● **TASK PROMPT**:
Lines of the listing below that contain the string "title" are to be returned.

● **GIVEN RECORDS**:
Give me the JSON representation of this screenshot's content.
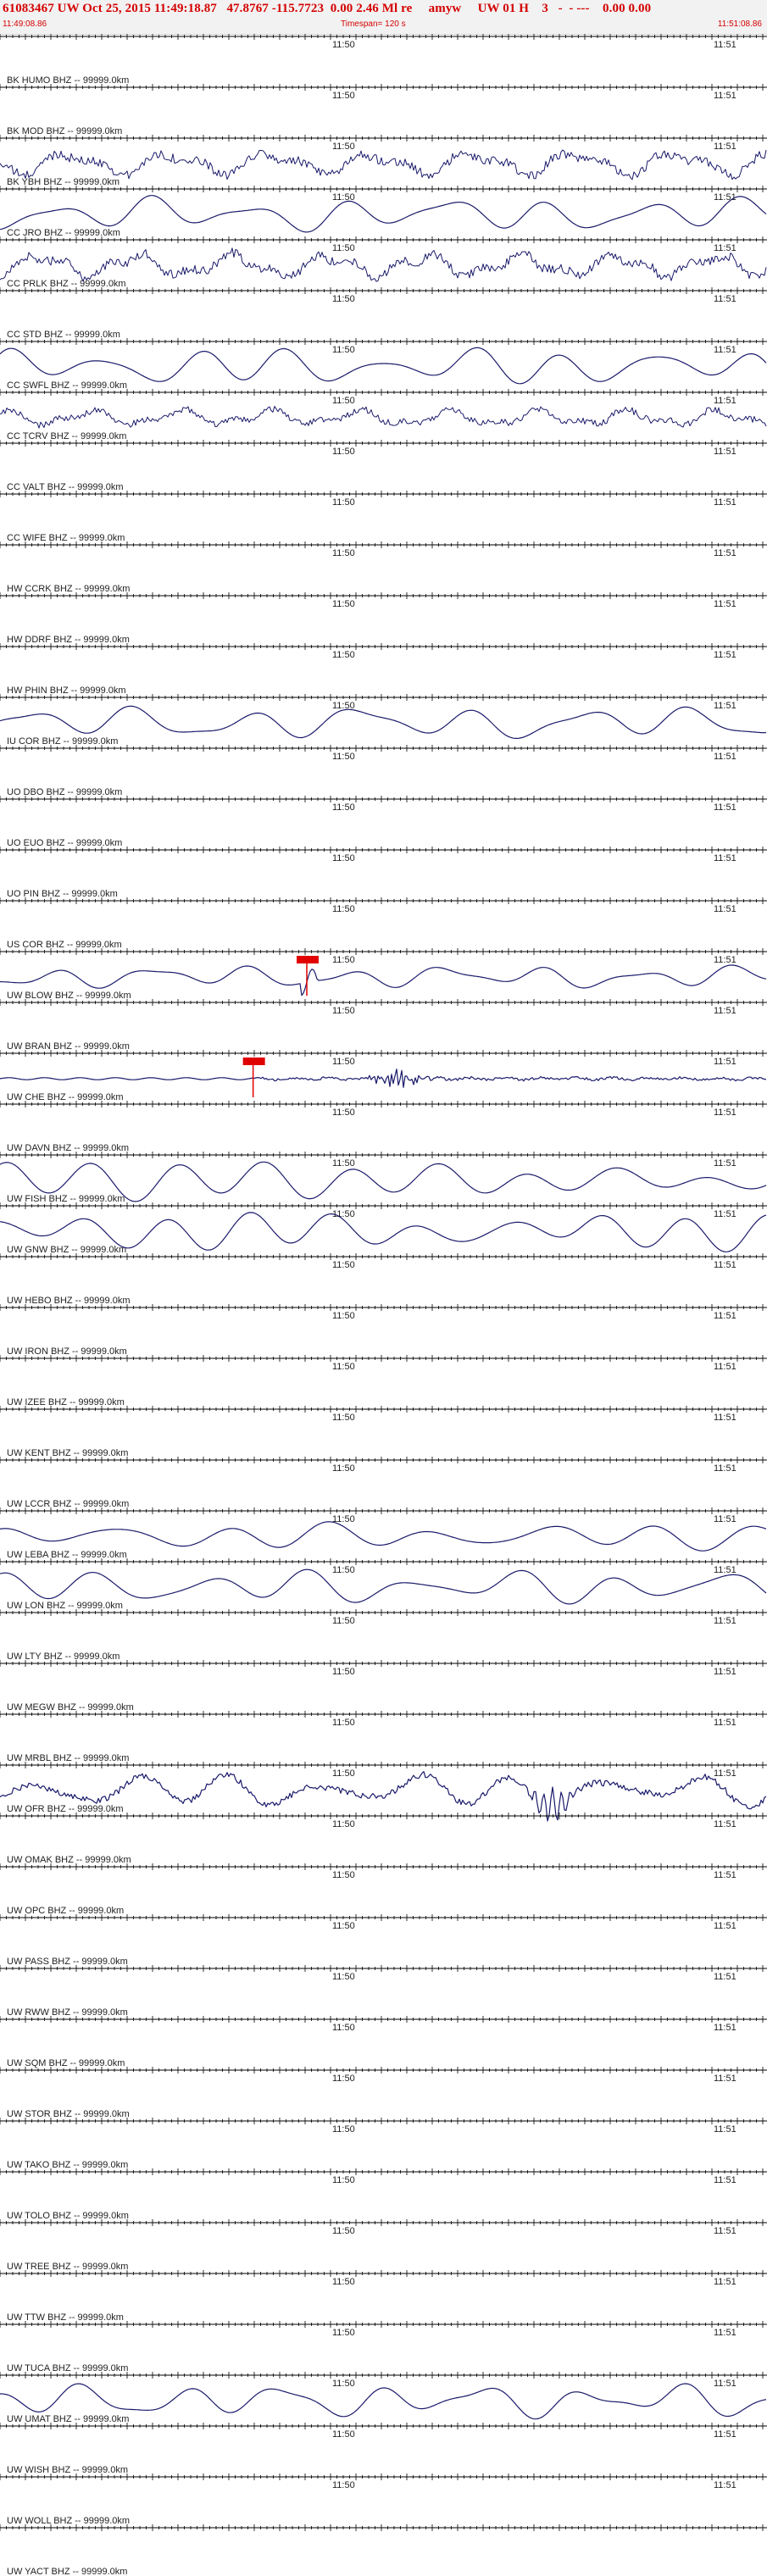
{
  "header": {
    "title": "61083467 UW Oct 25, 2015 11:49:18.87   47.8767 -115.7723  0.00 2.46 Ml re     amyw     UW 01 H    3   -  - ---    0.00 0.00",
    "start_time": "11:49:08.86",
    "timespan": "Timespan= 120 s",
    "end_time": "11:51:08.86"
  },
  "colors": {
    "trace": "#1a1a6b",
    "text_red": "#d40000",
    "pick": "#e00000",
    "axis": "#000000",
    "header_bg": "#f2f2f2"
  },
  "chart_data": {
    "type": "line",
    "title": "",
    "xlabel": "",
    "ylabel": "",
    "xlim": [
      "11:49:08.86",
      "11:51:08.86"
    ],
    "x_tick_labels": [
      "11:50",
      "11:51"
    ],
    "stations": [
      {
        "name": "BK HUMO BHZ -- 99999.0km",
        "x_label_1": "11:50",
        "x_label_2": "11:51",
        "trace": "flat",
        "amp": 0
      },
      {
        "name": "BK MOD BHZ -- 99999.0km",
        "x_label_1": "11:50",
        "x_label_2": "11:51",
        "trace": "flat",
        "amp": 0
      },
      {
        "name": "BK YBH BHZ -- 99999.0km",
        "x_label_1": "11:50",
        "x_label_2": "11:51",
        "trace": "noisy",
        "amp": 1.0
      },
      {
        "name": "CC JRO BHZ -- 99999.0km",
        "x_label_1": "11:50",
        "x_label_2": "11:51",
        "trace": "wave",
        "amp": 0.9
      },
      {
        "name": "CC PRLK BHZ -- 99999.0km",
        "x_label_1": "11:50",
        "x_label_2": "11:51",
        "trace": "noisy",
        "amp": 1.0
      },
      {
        "name": "CC STD BHZ -- 99999.0km",
        "x_label_1": "11:50",
        "x_label_2": "11:51",
        "trace": "flat",
        "amp": 0
      },
      {
        "name": "CC SWFL BHZ -- 99999.0km",
        "x_label_1": "11:50",
        "x_label_2": "11:51",
        "trace": "wave",
        "amp": 1.0
      },
      {
        "name": "CC TCRV BHZ -- 99999.0km",
        "x_label_1": "11:50",
        "x_label_2": "11:51",
        "trace": "noisy",
        "amp": 0.7
      },
      {
        "name": "CC VALT BHZ -- 99999.0km",
        "x_label_1": "11:50",
        "x_label_2": "11:51",
        "trace": "flat",
        "amp": 0
      },
      {
        "name": "CC WIFE BHZ -- 99999.0km",
        "x_label_1": "11:50",
        "x_label_2": "11:51",
        "trace": "flat",
        "amp": 0
      },
      {
        "name": "HW CCRK BHZ -- 99999.0km",
        "x_label_1": "11:50",
        "x_label_2": "11:51",
        "trace": "flat",
        "amp": 0
      },
      {
        "name": "HW DDRF BHZ -- 99999.0km",
        "x_label_1": "11:50",
        "x_label_2": "11:51",
        "trace": "flat",
        "amp": 0
      },
      {
        "name": "HW PHIN BHZ -- 99999.0km",
        "x_label_1": "11:50",
        "x_label_2": "11:51",
        "trace": "flat",
        "amp": 0
      },
      {
        "name": "IU COR BHZ -- 99999.0km",
        "x_label_1": "11:50",
        "x_label_2": "11:51",
        "trace": "wave",
        "amp": 0.9
      },
      {
        "name": "UO DBO BHZ -- 99999.0km",
        "x_label_1": "11:50",
        "x_label_2": "11:51",
        "trace": "flat",
        "amp": 0
      },
      {
        "name": "UO EUO BHZ -- 99999.0km",
        "x_label_1": "11:50",
        "x_label_2": "11:51",
        "trace": "flat",
        "amp": 0
      },
      {
        "name": "UO PIN BHZ -- 99999.0km",
        "x_label_1": "11:50",
        "x_label_2": "11:51",
        "trace": "flat",
        "amp": 0
      },
      {
        "name": "US COR BHZ -- 99999.0km",
        "x_label_1": "11:50",
        "x_label_2": "11:51",
        "trace": "flat",
        "amp": 0
      },
      {
        "name": "UW BLOW BHZ -- 99999.0km",
        "x_label_1": "11:50",
        "x_label_2": "11:51",
        "trace": "wave",
        "amp": 0.6,
        "pick_frac": 0.4
      },
      {
        "name": "UW BRAN BHZ -- 99999.0km",
        "x_label_1": "11:50",
        "x_label_2": "11:51",
        "trace": "flat",
        "amp": 0
      },
      {
        "name": "UW CHE BHZ -- 99999.0km",
        "x_label_1": "11:50",
        "x_label_2": "11:51",
        "trace": "event",
        "amp": 0.8,
        "pick_frac": 0.33
      },
      {
        "name": "UW DAVN BHZ -- 99999.0km",
        "x_label_1": "11:50",
        "x_label_2": "11:51",
        "trace": "flat",
        "amp": 0
      },
      {
        "name": "UW FISH BHZ -- 99999.0km",
        "x_label_1": "11:50",
        "x_label_2": "11:51",
        "trace": "wave",
        "amp": 1.0
      },
      {
        "name": "UW GNW BHZ -- 99999.0km",
        "x_label_1": "11:50",
        "x_label_2": "11:51",
        "trace": "wave",
        "amp": 1.0
      },
      {
        "name": "UW HEBO BHZ -- 99999.0km",
        "x_label_1": "11:50",
        "x_label_2": "11:51",
        "trace": "flat",
        "amp": 0
      },
      {
        "name": "UW IRON BHZ -- 99999.0km",
        "x_label_1": "11:50",
        "x_label_2": "11:51",
        "trace": "flat",
        "amp": 0
      },
      {
        "name": "UW IZEE BHZ -- 99999.0km",
        "x_label_1": "11:50",
        "x_label_2": "11:51",
        "trace": "flat",
        "amp": 0
      },
      {
        "name": "UW KENT BHZ -- 99999.0km",
        "x_label_1": "11:50",
        "x_label_2": "11:51",
        "trace": "flat",
        "amp": 0
      },
      {
        "name": "UW LCCR BHZ -- 99999.0km",
        "x_label_1": "11:50",
        "x_label_2": "11:51",
        "trace": "flat",
        "amp": 0
      },
      {
        "name": "UW LEBA BHZ -- 99999.0km",
        "x_label_1": "11:50",
        "x_label_2": "11:51",
        "trace": "wave",
        "amp": 0.7
      },
      {
        "name": "UW LON BHZ -- 99999.0km",
        "x_label_1": "11:50",
        "x_label_2": "11:51",
        "trace": "wave",
        "amp": 0.9
      },
      {
        "name": "UW LTY BHZ -- 99999.0km",
        "x_label_1": "11:50",
        "x_label_2": "11:51",
        "trace": "flat",
        "amp": 0
      },
      {
        "name": "UW MEGW BHZ -- 99999.0km",
        "x_label_1": "11:50",
        "x_label_2": "11:51",
        "trace": "flat",
        "amp": 0
      },
      {
        "name": "UW MRBL BHZ -- 99999.0km",
        "x_label_1": "11:50",
        "x_label_2": "11:51",
        "trace": "flat",
        "amp": 0
      },
      {
        "name": "UW OFR BHZ -- 99999.0km",
        "x_label_1": "11:50",
        "x_label_2": "11:51",
        "trace": "wave",
        "amp": 0.9,
        "burst_frac": 0.72
      },
      {
        "name": "UW OMAK BHZ -- 99999.0km",
        "x_label_1": "11:50",
        "x_label_2": "11:51",
        "trace": "flat",
        "amp": 0
      },
      {
        "name": "UW OPC BHZ -- 99999.0km",
        "x_label_1": "11:50",
        "x_label_2": "11:51",
        "trace": "flat",
        "amp": 0
      },
      {
        "name": "UW PASS BHZ -- 99999.0km",
        "x_label_1": "11:50",
        "x_label_2": "11:51",
        "trace": "flat",
        "amp": 0
      },
      {
        "name": "UW RWW BHZ -- 99999.0km",
        "x_label_1": "11:50",
        "x_label_2": "11:51",
        "trace": "flat",
        "amp": 0
      },
      {
        "name": "UW SQM BHZ -- 99999.0km",
        "x_label_1": "11:50",
        "x_label_2": "11:51",
        "trace": "flat",
        "amp": 0
      },
      {
        "name": "UW STOR BHZ -- 99999.0km",
        "x_label_1": "11:50",
        "x_label_2": "11:51",
        "trace": "flat",
        "amp": 0
      },
      {
        "name": "UW TAKO BHZ -- 99999.0km",
        "x_label_1": "11:50",
        "x_label_2": "11:51",
        "trace": "flat",
        "amp": 0
      },
      {
        "name": "UW TOLO BHZ -- 99999.0km",
        "x_label_1": "11:50",
        "x_label_2": "11:51",
        "trace": "flat",
        "amp": 0
      },
      {
        "name": "UW TREE BHZ -- 99999.0km",
        "x_label_1": "11:50",
        "x_label_2": "11:51",
        "trace": "flat",
        "amp": 0
      },
      {
        "name": "UW TTW BHZ -- 99999.0km",
        "x_label_1": "11:50",
        "x_label_2": "11:51",
        "trace": "flat",
        "amp": 0
      },
      {
        "name": "UW TUCA BHZ -- 99999.0km",
        "x_label_1": "11:50",
        "x_label_2": "11:51",
        "trace": "flat",
        "amp": 0
      },
      {
        "name": "UW UMAT BHZ -- 99999.0km",
        "x_label_1": "11:50",
        "x_label_2": "11:51",
        "trace": "wave",
        "amp": 0.9
      },
      {
        "name": "UW WISH BHZ -- 99999.0km",
        "x_label_1": "11:50",
        "x_label_2": "11:51",
        "trace": "flat",
        "amp": 0
      },
      {
        "name": "UW WOLL BHZ -- 99999.0km",
        "x_label_1": "11:50",
        "x_label_2": "11:51",
        "trace": "flat",
        "amp": 0
      },
      {
        "name": "UW YACT BHZ -- 99999.0km",
        "x_label_1": "",
        "x_label_2": "",
        "trace": "flat",
        "amp": 0
      }
    ]
  }
}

● **YOUR SOLUTION**:
    "title": "61083467 UW Oct 25, 2015 11:49:18.87   47.8767 -115.7723  0.00 2.46 Ml re     amyw     UW 01 H    3   -  - ---    0.00 0.00",
    "title": "",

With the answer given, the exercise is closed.